What I didn’t realize however, until much too late, was that my quest for perfection did the very opposite. It robbed me of my confidence, made me push away friends, and forced me to miss out on fun experiences and opportunities. It isolated me, always left me feeling inadequate, and almost cost me my life. No matter how thin I got, how many complements I received, or how many people expressed a romantic interest in me, I never felt good enough. No amount of external validation and no number on the scale was ever enough to make me feel happy, whole, or beautiful.

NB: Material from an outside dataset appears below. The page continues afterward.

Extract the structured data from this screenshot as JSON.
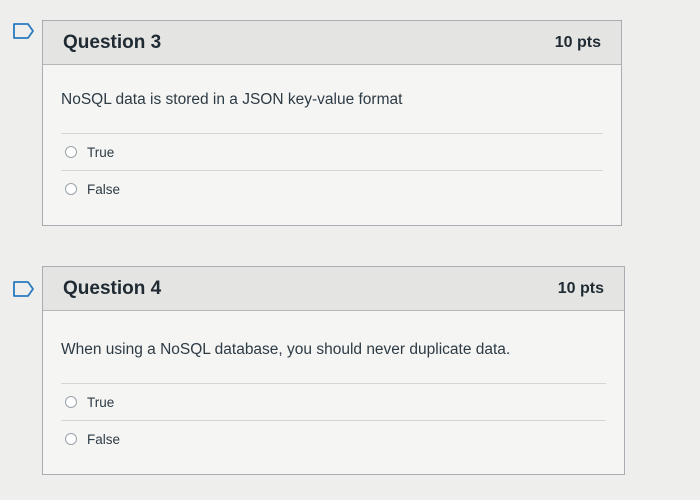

It was only after the relentless attempts at finding happiness and fulfillment through losing weight, and failing each time, that I realized my happiness couldn’t be contingent upon a number. It was only after my eating disorder stripped me of everything and everyone I cared about that I was able to choose another path. When I found the strength to reach out for help, the courage to identify and confront the real issues causing me pain, and the will to keep going, no matter how hopeless things seemed, life got better — I got better.

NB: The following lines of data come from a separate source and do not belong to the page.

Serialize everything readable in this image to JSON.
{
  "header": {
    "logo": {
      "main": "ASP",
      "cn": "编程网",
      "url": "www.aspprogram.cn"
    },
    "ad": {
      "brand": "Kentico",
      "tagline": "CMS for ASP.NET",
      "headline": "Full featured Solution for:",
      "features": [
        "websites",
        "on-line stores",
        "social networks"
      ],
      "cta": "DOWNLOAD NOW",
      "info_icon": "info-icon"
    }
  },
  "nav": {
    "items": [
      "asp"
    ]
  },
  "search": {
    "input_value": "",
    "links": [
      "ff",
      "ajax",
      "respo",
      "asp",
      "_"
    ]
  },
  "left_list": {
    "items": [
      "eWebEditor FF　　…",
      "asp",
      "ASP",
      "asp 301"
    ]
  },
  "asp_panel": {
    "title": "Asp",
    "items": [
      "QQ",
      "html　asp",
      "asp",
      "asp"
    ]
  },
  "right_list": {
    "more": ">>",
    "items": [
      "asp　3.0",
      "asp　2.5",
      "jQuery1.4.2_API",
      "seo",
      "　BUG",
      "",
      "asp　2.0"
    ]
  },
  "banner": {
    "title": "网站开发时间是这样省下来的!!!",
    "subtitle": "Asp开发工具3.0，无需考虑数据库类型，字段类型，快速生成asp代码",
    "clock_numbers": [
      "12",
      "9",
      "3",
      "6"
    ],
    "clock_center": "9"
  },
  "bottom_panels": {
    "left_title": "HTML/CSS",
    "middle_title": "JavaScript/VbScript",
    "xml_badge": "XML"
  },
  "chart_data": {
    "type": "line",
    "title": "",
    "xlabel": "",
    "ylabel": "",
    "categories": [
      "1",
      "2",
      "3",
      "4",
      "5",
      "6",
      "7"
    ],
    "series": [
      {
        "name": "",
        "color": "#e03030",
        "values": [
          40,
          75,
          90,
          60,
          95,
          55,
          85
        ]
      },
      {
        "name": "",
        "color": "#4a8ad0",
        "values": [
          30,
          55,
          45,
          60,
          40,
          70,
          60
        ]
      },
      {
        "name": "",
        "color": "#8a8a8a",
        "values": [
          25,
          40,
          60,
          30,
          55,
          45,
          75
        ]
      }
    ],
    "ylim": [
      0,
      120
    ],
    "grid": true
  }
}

Yes, my body is a lot bigger now, but so is my life, because I’ve gained so much more than just weight. I’ve gained confidence and energy and happiness. I’ve gained new friendships and life experiences and opportunities. I’ve found my voice and my personality and my passions. I’ve gained a tremendous amount of growth and learned so much about who I am and what I’m capable of. I’ve made peace with my past and I’ve created room for my future — all things that would have never been possible had I continued to pursue perfection and thinness.
So when your body hating thoughts get loud and you hear that voice in your head promise you that losing weight will solve your problems and remedy the pain, remind yourself of this. And ask yourself, “What is more important to me — the size of my body or the size of my life?”
- Daniell Koepke